Muir Houston

A sociologist by training, he has research interests in adult and lifelong learning, including the development and implementation of learning cities and regions; aspects of the contemporary student experience including access, retention, progression and performance, and issues of widening participation and inequality of opportunity. In addition, he has research interests in the career and educational motivations and aspirations of young people from disadvantaged backgrounds. He is proficient in qualitative, quantitative and mixed methods research often with an emphasis on advanced quantitative techniques including considerable experience of case study comparative research. A number of coherent strands underpin his research interests as indicated in the list of outputs.
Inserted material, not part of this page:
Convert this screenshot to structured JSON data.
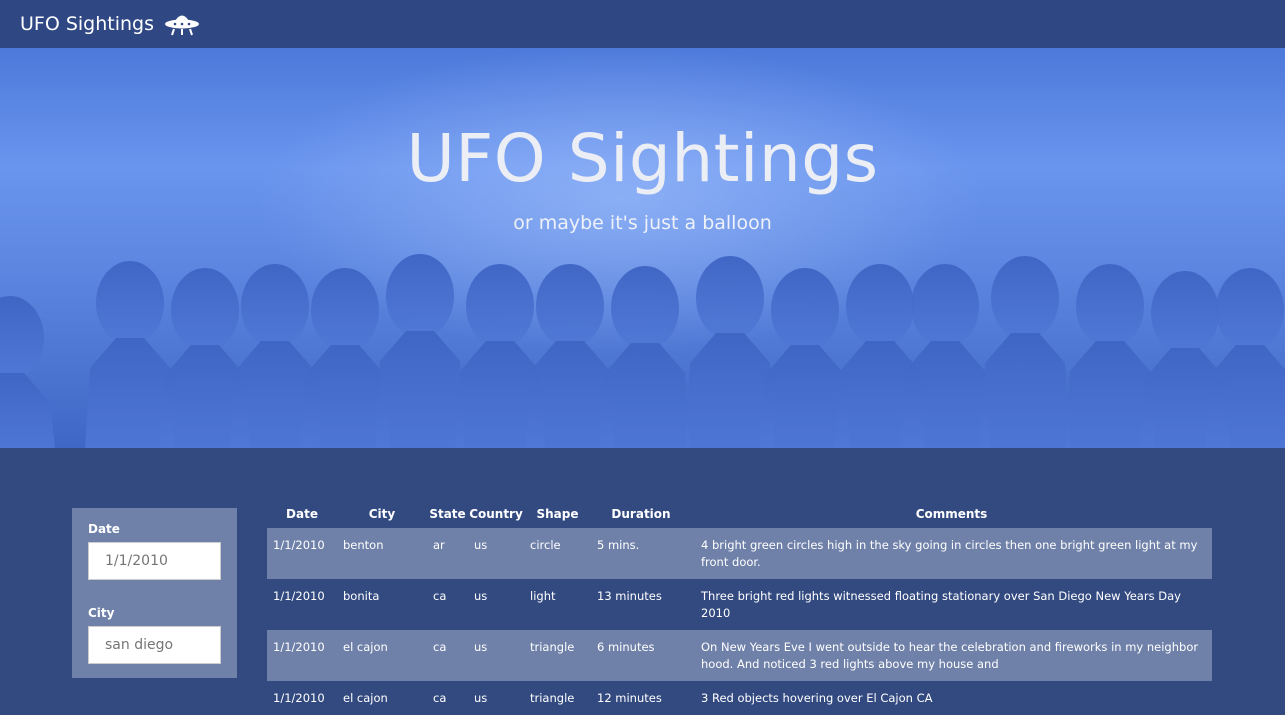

The first and perhaps major strand can be said to encompass all aspects of the contemporary student experience - as evinced by my work on the SOMUL project - (built on interests in access, Widening Participation and Lifelong Learning), particularly issues of retention, progression and performance (Doctoral thesis and other outputs); and specifically entry to medicine. This is linked, through my involvement in the WHAN and JRF funded projects to research interests in the career and educational aspirations, motivations and choices of young adults particularly those from disadvantaged backgrounds. Much of this is distinguished by the adoption of advanced quantitative analysis. The second strand relates to Learning cities/regions and how they can be harnessed to address specific EU priorities in relation to civic engagement, social inclusion, education and training, employability and regional development.

Work-based and work-related learning in higher education for adult learners is seen as crucial to address labour market skills gaps predicted in European policy documents. It is also relevant to debates on work-related learning and upskilling that were identified in the Leitch Report produced in the UK.

The LETAE project funded by the EU under its Lifelong Learning Programme is concerned to identify good practice in partnerships and collaborations between enterprises, work organisations and employer groups and higher education institutions. It builds on the THEMP (Tertiary Higher Education for Mid-life People) project which concentrated on pedagogical issues related to adult learners in higher education; while in LETAE we are more interested in the work-based/-related elements of such programmes with a focus on partnerships and collaborations.

Τετάρτη, 18 Μαρτίου 2015 15:59

THEMP - Tertiary Lifelong Learning for People in Mid-Life

Main challenges of the ageing knowledge economy are constant upgrading of the skills of the active population and mitigating new and old social risks. In the aging society and the globalised knowledge economy, the people in mid-life are increasingly exposed to social risks of exclusion from the labour market. They are also excluded from formal Lifelong Learning (LLL), specifically Tertiary Lifelong Learning (TLL). The access of mid-life learners to TLL and their retention in the system have an increasing relevance for the socio-economic sustainability of the ageing European knowledge society.